Stored data entries:
=== Section Start ===

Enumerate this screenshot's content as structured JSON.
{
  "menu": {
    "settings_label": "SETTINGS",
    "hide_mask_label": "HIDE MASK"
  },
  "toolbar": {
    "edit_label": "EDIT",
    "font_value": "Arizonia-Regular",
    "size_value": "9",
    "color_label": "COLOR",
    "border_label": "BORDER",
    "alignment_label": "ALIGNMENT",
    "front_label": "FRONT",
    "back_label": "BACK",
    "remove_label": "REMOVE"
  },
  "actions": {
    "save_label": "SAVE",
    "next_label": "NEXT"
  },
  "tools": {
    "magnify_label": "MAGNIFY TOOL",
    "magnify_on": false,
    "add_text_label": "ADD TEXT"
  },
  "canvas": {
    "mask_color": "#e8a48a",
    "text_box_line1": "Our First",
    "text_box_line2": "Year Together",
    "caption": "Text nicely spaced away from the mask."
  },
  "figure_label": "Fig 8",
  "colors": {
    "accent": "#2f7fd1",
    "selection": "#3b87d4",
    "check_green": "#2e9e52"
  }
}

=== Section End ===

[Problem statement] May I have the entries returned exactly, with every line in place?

[Answer section]
Enumerate this screenshot's content as structured JSON.
{
  "menu": {
    "settings_label": "SETTINGS",
    "hide_mask_label": "HIDE MASK"
  },
  "toolbar": {
    "edit_label": "EDIT",
    "font_value": "Arizonia-Regular",
    "size_value": "9",
    "color_label": "COLOR",
    "border_label": "BORDER",
    "alignment_label": "ALIGNMENT",
    "front_label": "FRONT",
    "back_label": "BACK",
    "remove_label": "REMOVE"
  },
  "actions": {
    "save_label": "SAVE",
    "next_label": "NEXT"
  },
  "tools": {
    "magnify_label": "MAGNIFY TOOL",
    "magnify_on": false,
    "add_text_label": "ADD TEXT"
  },
  "canvas": {
    "mask_color": "#e8a48a",
    "text_box_line1": "Our First",
    "text_box_line2": "Year Together",
    "caption": "Text nicely spaced away from the mask."
  },
  "figure_label": "Fig 8",
  "colors": {
    "accent": "#2f7fd1",
    "selection": "#3b87d4",
    "check_green": "#2e9e52"
  }
}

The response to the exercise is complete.